What are AO, MJO and NAO? Large fluctuations that you can hear during the weather forecast
You’ve probably heard of El Niño and La Niña, which are part of the El Niño-Southern Oscillation, but many other oscillations can affect weather patterns.
The North Atlantic Oscillation (NAO), the Arctic Oscillation (AO), and the Madden-Julian Oscillation (MJO) are three that can have significant impacts on the climate in North America.
What are the climate patterns of El Niño and La Niña?
An oscillation is a recurring climate cycle usually affected by sea surface temperatures, atmospheric pressures, and other daily weather variables.
When one oscillation goes into a negative phase, neighboring oscillations can go into a positive phase, and vice versa. Each can affect everything from air temperatures to precipitation patterns.
These relationships are called teleconnections, and according to scientists, some variables are still not well understood. But the more oscillations that indicate a pattern, the more confident forecasters will be in warning of potential extreme weather events.
Arctic Oscillation (AO)
The state of the Arctic Oscillation is determined by the atmospheric pressure above the Earth’s North Pole.
When pressures around the Arctic Circle are low, the AO is considered to be in a positive state, and when pressures are higher, the oscillation is said to be in a negative state.
During the positive phase, the polar current helps keep cold air confined around the pole.
“Cold air is being sucked back toward the poles, and that means leaving moderate air in the U.S.,” says FOX meteorologist Britta Merwin.
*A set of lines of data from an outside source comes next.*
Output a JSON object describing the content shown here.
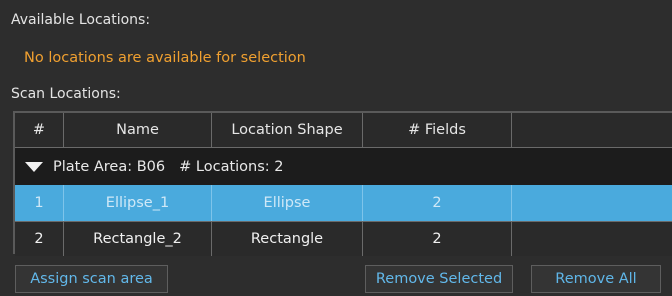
{
  "available_locations": {
    "label": "Available Locations:",
    "empty_message": "No locations are available for selection"
  },
  "scan_locations": {
    "label": "Scan Locations:",
    "columns": [
      "#",
      "Name",
      "Location Shape",
      "# Fields",
      ""
    ],
    "group": {
      "plate_area": "Plate Area: B06",
      "locations": "# Locations: 2"
    },
    "rows": [
      {
        "num": "1",
        "name": "Ellipse_1",
        "shape": "Ellipse",
        "fields": "2",
        "selected": true
      },
      {
        "num": "2",
        "name": "Rectangle_2",
        "shape": "Rectangle",
        "fields": "2",
        "selected": false
      }
    ]
  },
  "buttons": {
    "assign": "Assign scan area",
    "remove_selected": "Remove Selected",
    "remove_all": "Remove All"
  },
  "colors": {
    "background": "#2d2d2d",
    "warning_text": "#f0a030",
    "selection": "#4aaadd",
    "button_text": "#62b8ea"
  }
}
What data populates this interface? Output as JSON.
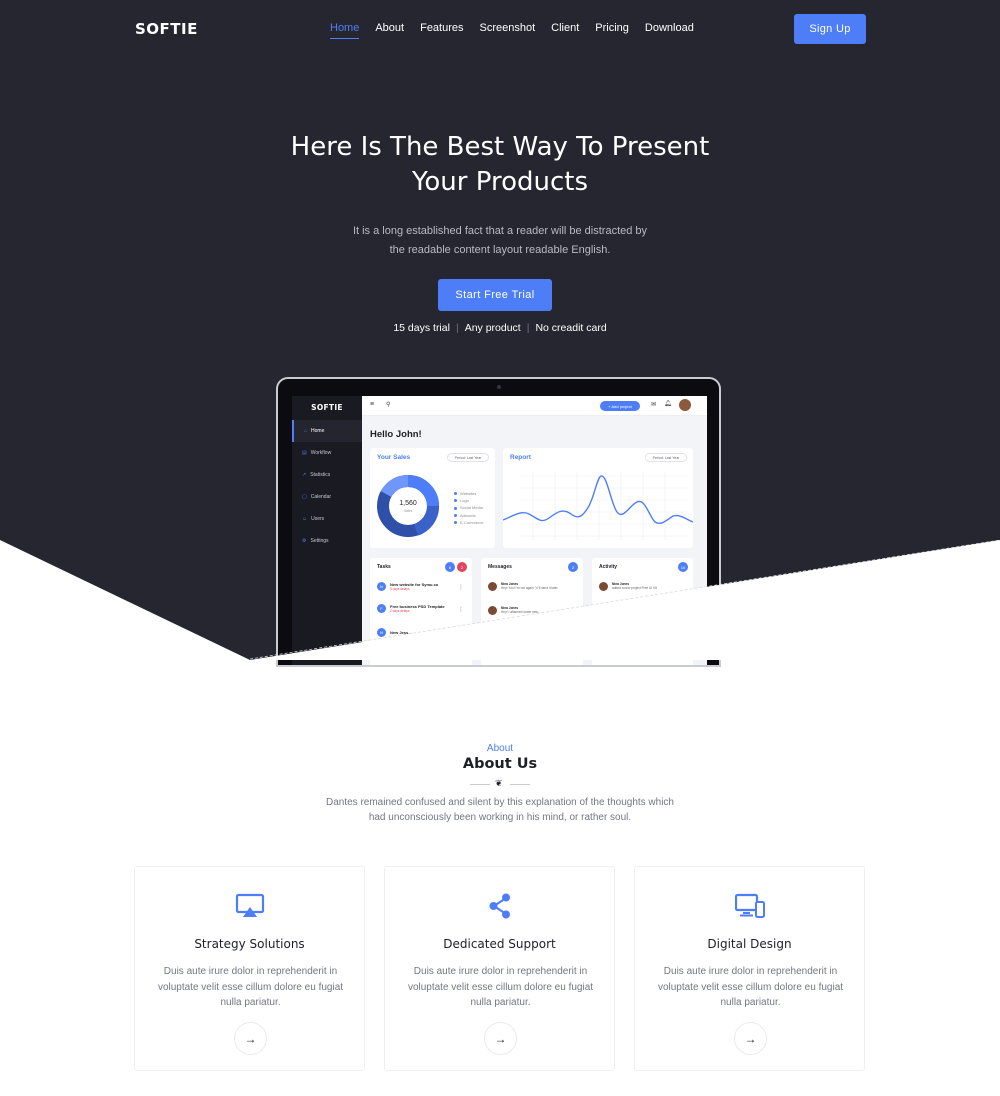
{
  "colors": {
    "hero_bg": "#262631",
    "accent": "#4d7ef7",
    "text_dark": "#1e1f27",
    "text_muted": "#747683",
    "danger": "#e2445c"
  },
  "brand": {
    "logo": "SOFTIE"
  },
  "nav": {
    "items": [
      {
        "label": "Home",
        "active": true
      },
      {
        "label": "About"
      },
      {
        "label": "Features"
      },
      {
        "label": "Screenshot"
      },
      {
        "label": "Client"
      },
      {
        "label": "Pricing"
      },
      {
        "label": "Download"
      }
    ],
    "signup_label": "Sign Up"
  },
  "hero": {
    "title_line1": "Here Is The Best Way To Present",
    "title_line2": "Your Products",
    "desc_line1": "It is a long established fact that a reader will be distracted by",
    "desc_line2": "the readable content layout readable English.",
    "cta_label": "Start Free Trial",
    "features": [
      "15 days trial",
      "Any product",
      "No creadit card"
    ]
  },
  "dashboard": {
    "logo": "SOFTIE",
    "sidebar": [
      "Home",
      "Workflow",
      "Statistics",
      "Calendar",
      "Users",
      "Settings"
    ],
    "add_project": "+ Add project",
    "greeting": "Hello John!",
    "sales": {
      "title": "Your Sales",
      "period": "Period: Last Year",
      "total": "1,560",
      "total_label": "Sales",
      "legend": [
        "Websites",
        "Logo",
        "Social Media",
        "Adwords",
        "E-Commerce"
      ]
    },
    "report": {
      "title": "Report",
      "period": "Period: Last Year"
    },
    "tasks": {
      "title": "Tasks",
      "badge1": "6",
      "badge2": "2",
      "items": [
        {
          "initial": "N",
          "title": "New website for Symu.co",
          "due": "5 days delays"
        },
        {
          "initial": "F",
          "title": "Free business PSD Template",
          "due": "2 days delays"
        },
        {
          "initial": "N",
          "title": "New Jess..."
        }
      ]
    },
    "messages": {
      "title": "Messages",
      "badge": "2",
      "items": [
        {
          "name": "Nina Jones",
          "text": "Hey! You! I'm not again :) I'll send it later"
        },
        {
          "name": "Nina Jones",
          "text": "Hey! I attached some new..."
        }
      ]
    },
    "activity": {
      "title": "Activity",
      "badge": "10",
      "items": [
        {
          "name": "Nina Jones",
          "text": "added a new project Free UI Kit"
        }
      ]
    }
  },
  "about": {
    "eyebrow": "About",
    "title": "About Us",
    "desc_line1": "Dantes remained confused and silent by this explanation of the thoughts which",
    "desc_line2": "had unconsciously been working in his mind, or rather soul.",
    "services": [
      {
        "icon": "airplay-icon",
        "title": "Strategy Solutions",
        "line1": "Duis aute irure dolor in reprehenderit in",
        "line2": "voluptate velit esse cillum dolore eu fugiat",
        "line3": "nulla pariatur."
      },
      {
        "icon": "share-icon",
        "title": "Dedicated Support",
        "line1": "Duis aute irure dolor in reprehenderit in",
        "line2": "voluptate velit esse cillum dolore eu fugiat",
        "line3": "nulla pariatur."
      },
      {
        "icon": "devices-icon",
        "title": "Digital Design",
        "line1": "Duis aute irure dolor in reprehenderit in",
        "line2": "voluptate velit esse cillum dolore eu fugiat",
        "line3": "nulla pariatur."
      }
    ]
  }
}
The combination of low pressure and air circulating around the area creates what is commonly referred to as a polar vortex.
During this phase, Arctic air masses are typically confined to Alaska, Canada, and areas above 50 degrees north latitude.
But higher-than-normal pressures over the polar region could make the AO negative, which could mean serious consequences.
Relaxing upper-level winds could allow cold air to escape from the polar region and across most of North America, potentially resulting in historically low temperatures.
For example, the AO index turned negative in January, and when it reached its lowest value in the new year, the United States experienced its most significant cold snap of the season.
What is a “polar vortex”?
North Atlantic Oscillation (NAO)
This cycle revolves around low pressure centered around Iceland and high pressure centered near the Azores Islands in the North Atlantic Ocean.
If the Icelandic decline and the Azores rise are stronger than usual, the NAO is considered to be in positive territory.
This positive value results in a stronger jet stream that is positioned at northern latitudes.
During the North American winter, this condition can lead to less stormy weather in the eastern half of the country and milder conditions.
No truer example can be found than in 2023, when the United States set a new record for warmest December.
According to NOAA, the average temperature for the month was 7.3 degrees Fahrenheit above normal, ranking it as the warmest December in 129 years of records.
On the other side of the seasonal spectrum, tropical cyclones are more likely to interact with the North American coast during a positive North Atlantic than when it is negative.
During the negative phase during the winter, the United States experiences more stormy weather, with declines in the jet stream and outbreaks of cold air.
The NAO index was in negative territory in the first half of January 2024, and this period became known for winter storms and severe weather.
Madden-Julian Oscillation (MJO)
The MJO is an eastward-moving pulse of waves of enhanced moisture and dry air that affects regions along the equator and subtropics.
It is estimated that any given point within the MJO takes 30 to 60 days to orbit the globe.
During the summer and fall, the MJO can lead to an increase in hurricane activity in areas considered to be in areas of enhanced rainfall and a decrease in tropical cyclone activity in suppressed areas.
Why does Tornado Alley turn east?
During the winter, the wet phase of the MJO can lead to increased precipitation along the West Coast, activating the Pineapple Express Train and a major cold invasion on the East Coast.
Take the case of the MJO on January 9, 2024, for example. An anomalous divergence zone — an area favorable for precipitation — exists over much of North America, and has likely contributed to extreme weather from snowstorms in the Midwest to severe weather in the Southeast.
Forecasters can monitor the phases of the MJO as it orbits the planet to get a general idea of which direction the forecast might lean — whether it will be stormy or calmer.